Question: Does facial numbness occur with TMJ?
Answer: There have been no scientific studies to show that this can occur.
Question: In addition to TMJ I also have been diagnosed with fibromyalgia and suffer from chronic headaches and sleep disorders. Are these related?
Answer: Scientists have found that 85% of patients with TMJ also experience painful conditions in other parts of the body. These comorbid conditions include chronic fatigue syndrome, chronic headache, endometriosis, fibromyalgia, interstitial cystitis, irritable bowel syndrome, low back pain, sleep disorders, and vulvodynia. They are considered comorbid because they occur together more often than chance can explain. In addition, the conditions share other features. These findings are stimulating research into common mechanisms underlying all of these comorbid conditions.
Prevention of TMJ Problems
Question: Our dentist told us that our 16-year-old daughter has a “bite problem” that will lead to TMJ problems if not treated. He recommended us to an orthodontist for braces to realign her bite and eliminate stress on her joints. She has worn braces and had them off about a year before the dentist noticed her “bite problem.” She wasn’t complaining of symptoms but now says that sometimes her jaw hurts. We don’t know whether or not to pursue treatment or see how it plays out. Any thoughts on “pre-TMJ” treatment?

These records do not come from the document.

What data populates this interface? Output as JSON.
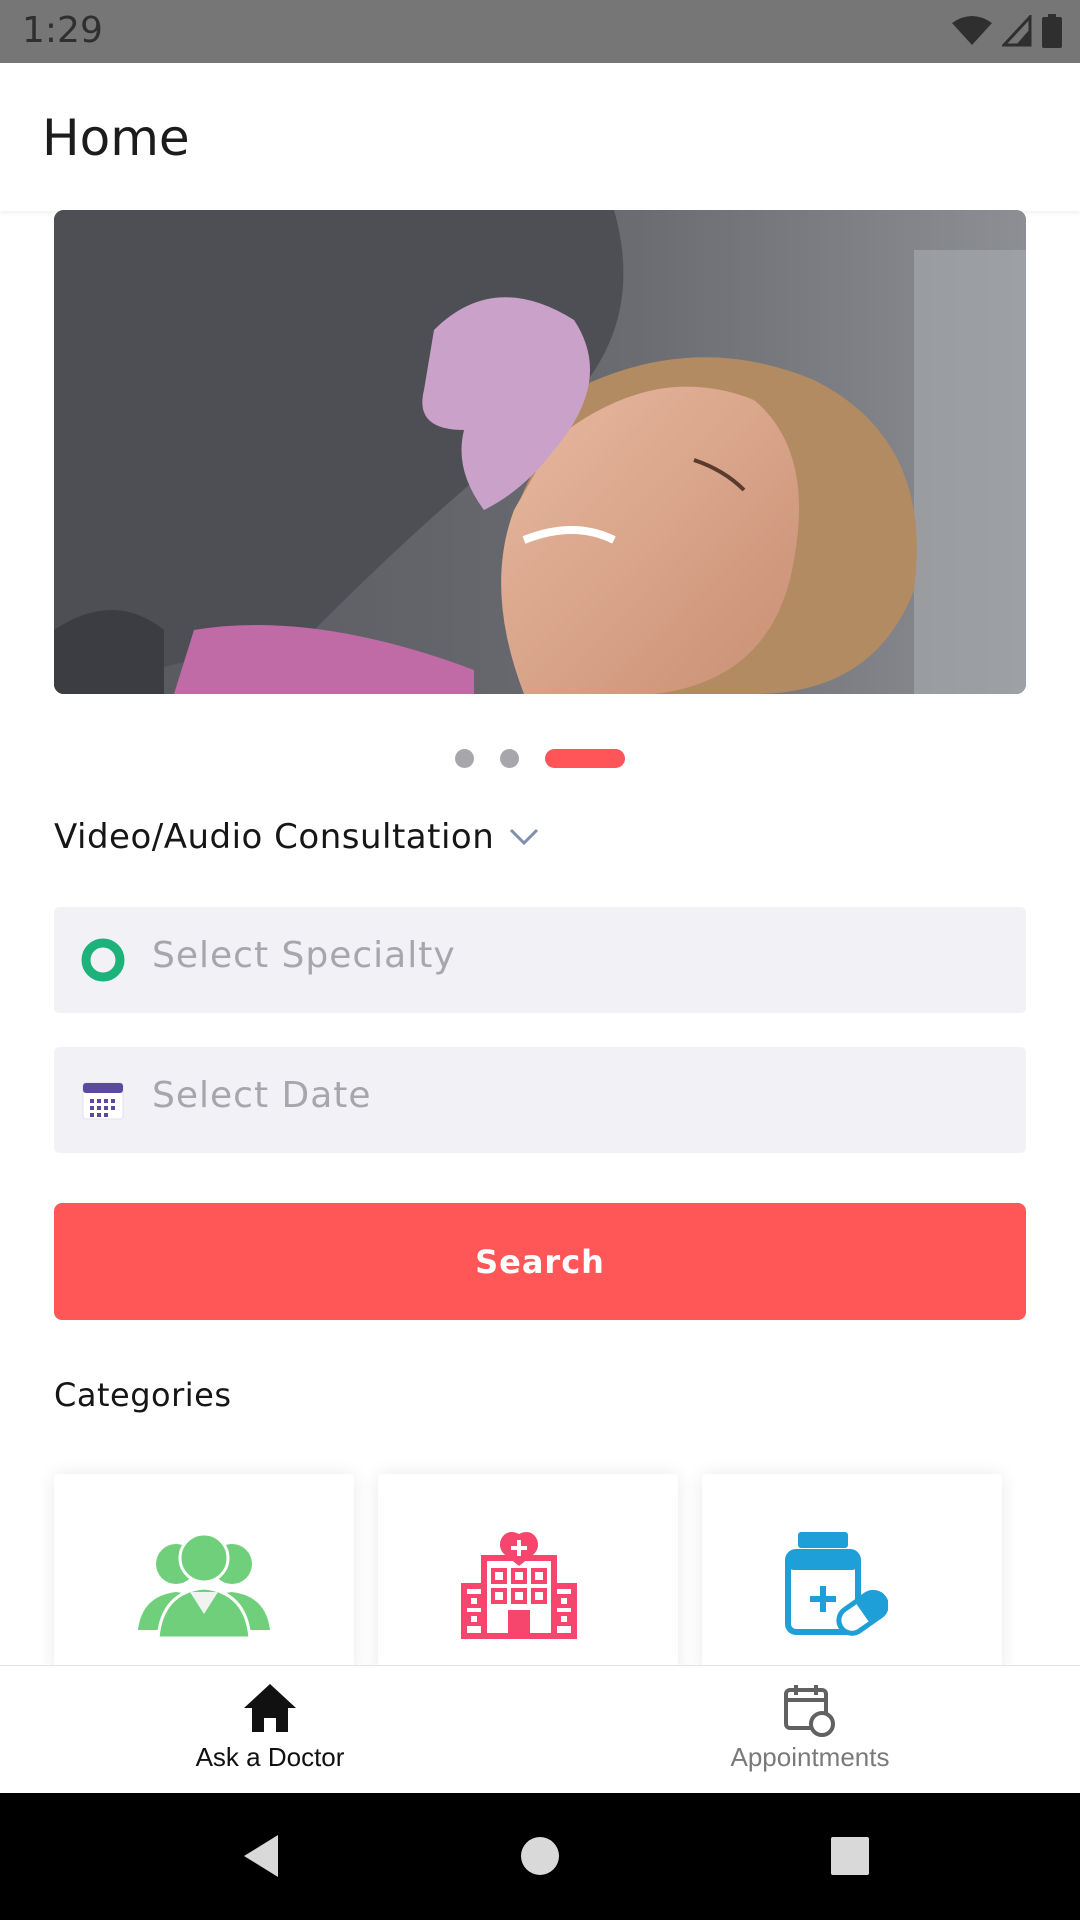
{
  "status_bar": {
    "time": "1:29"
  },
  "app_bar": {
    "title": "Home"
  },
  "carousel": {
    "page_count": 3,
    "active_index": 2
  },
  "consultation": {
    "label": "Video/Audio Consultation"
  },
  "fields": {
    "specialty_placeholder": "Select Specialty",
    "date_placeholder": "Select Date"
  },
  "search": {
    "label": "Search"
  },
  "categories": {
    "title": "Categories",
    "items": [
      {
        "icon": "doctors-icon",
        "color": "#6fcf7a"
      },
      {
        "icon": "hospital-icon",
        "color": "#f7466e"
      },
      {
        "icon": "medicine-icon",
        "color": "#1f9fd8"
      }
    ]
  },
  "bottom_nav": {
    "items": [
      {
        "label": "Ask a Doctor",
        "icon": "home-icon",
        "active": true
      },
      {
        "label": "Appointments",
        "icon": "calendar-clock-icon",
        "active": false
      }
    ]
  },
  "colors": {
    "accent": "#ff5657",
    "field_bg": "#f1f1f6",
    "placeholder": "#a6a6ad",
    "specialty_ring": "#1db27a",
    "calendar_purple": "#5b4aa0"
  }
}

Answer: At present there is insufficient evidence to support the prevention of TMJ disorders through treatment. According to the National Institutes of Health there are no data to support some commonly held beliefs. Studies have shown that orthodontic treatment neither prevents nor causes TMJ problems. The decision to use such treatment should be based on the presence of a correctable malocclusion and not a TMJ problem.
Question: I have sleep apnea and use a Continuous Positive Airway Pressure (CPAP) device. Can the mask that covers my nose or the airway pressure aggravate a TMJ problem?
Answer: The nasal mask and the positive pressure should not cause or aggravate a TMJ problem.
Question: What is trigeminal neuralgia? How is it different from a TMJ problem? Is there any relationship between the two?
Answer: According to The Facial Pain Association, www.fpa-support.org, Trigeminal Neuralgia is a disorder of the fifth cranial nerve that causes episodes of intense, stabbing, electric shock-like pain in the areas of the face where the branches of the nerve are distributed. While some of the same kinds of pain may be experienced by TMJ patients, to date no scientific evidence has established a relationship between the two conditions.
We are grateful to Dr. Daniel Laskin, Adjunct Clinical Professor and Chairman Emeritus at Virginia Commonwealth University School of Dentistry, Oral and Maxillofacial Surgery, for his many years as our clinical advisor and for writing the content in this section.